In the next three months he would have a decline in health due to the cancer and ultimately find peace with the Lord on December 20, 2010. That year of fighting cancer was filled with so many ups and downs. Every day was “are we on the hill?” or “are we in the valley?” I often think, “How did I do it? How did I know what the right decisions were? How did I know how to care for him? How did I know who to call or where we would live or how would we pay our bills?” While on that hill or in that valley I did not always see how these questions were being answered. Looking back now, I know it was my shepherd. He was right there with us offering provision and love. He continued to walk through those valleys with me as I struggled with grief and loss afterwards. He used our family, friends, and most of all, his word to give me peace and comfort.  There is no other way I would have made it!
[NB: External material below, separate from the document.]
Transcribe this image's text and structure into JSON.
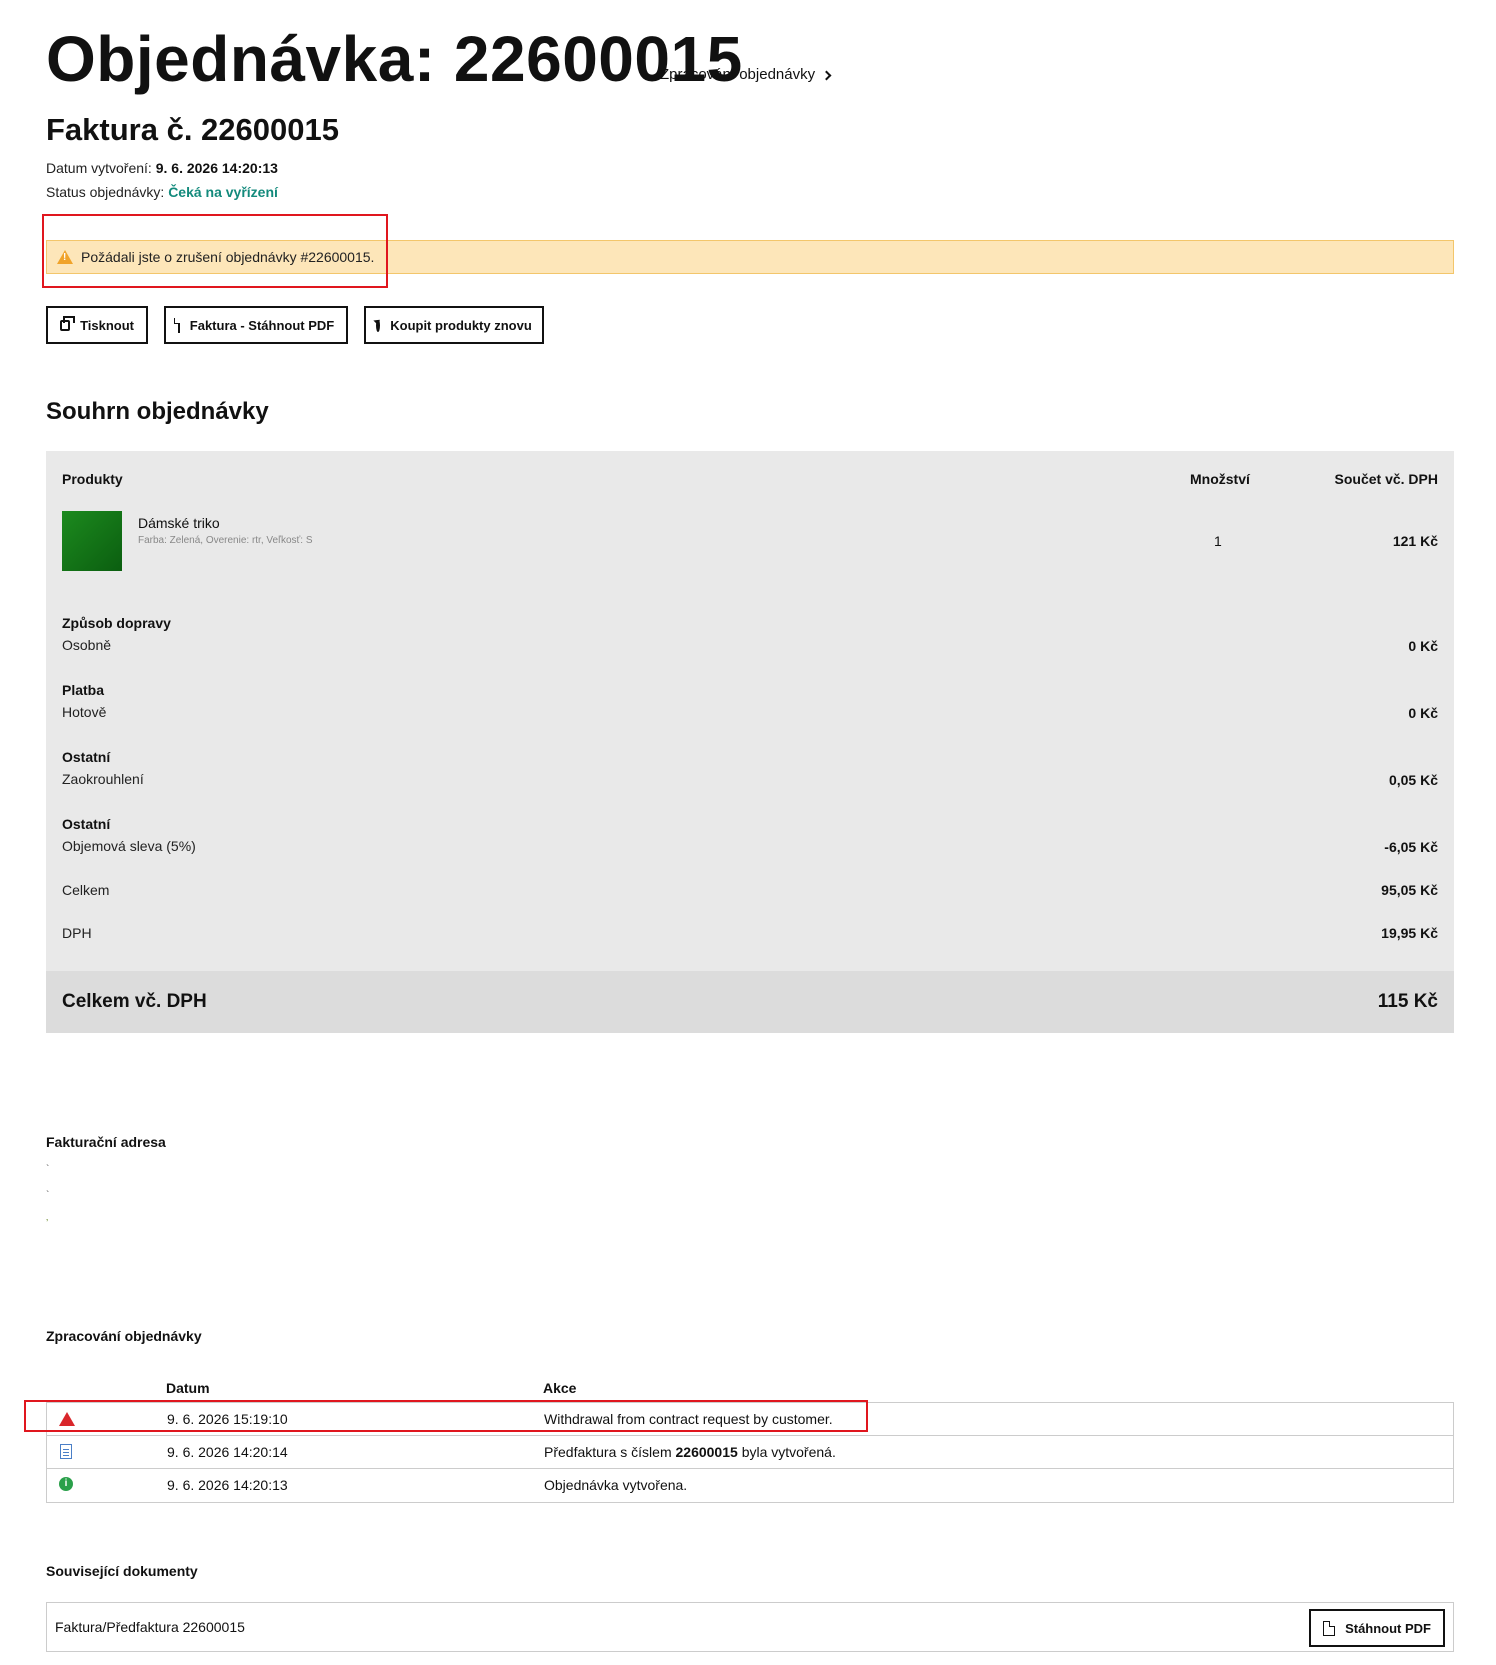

As you walk through your darkest valleys, DO NOT BE AFRAID. Remember HE is your shepherd, he will give you peace as if laying in green meadows or walking by beautiful streams. He will renew your strength. He will guide you in the right path so that you will bring honor to his name. He will protect and comfort you. He will provide for you. His blessings are overflowing. And he will constantly be pursuing you with his goodness and unfailing love.

Loving father, I praise you today for your unfailing love. I am humbled by your provision and grace. I want to lean further into you. I want to trust and not be afraid. As we walk dark valleys, I know you will be there. Help me keep my eyes on you and I know I will see your blessings. Let me be ever so close to my shepherd and be strengthened by your spirit.I thank you Lord for loving me despitemy fear and disbelief. In Jesus precious name, Amen.

Amy Pearson

River Community Church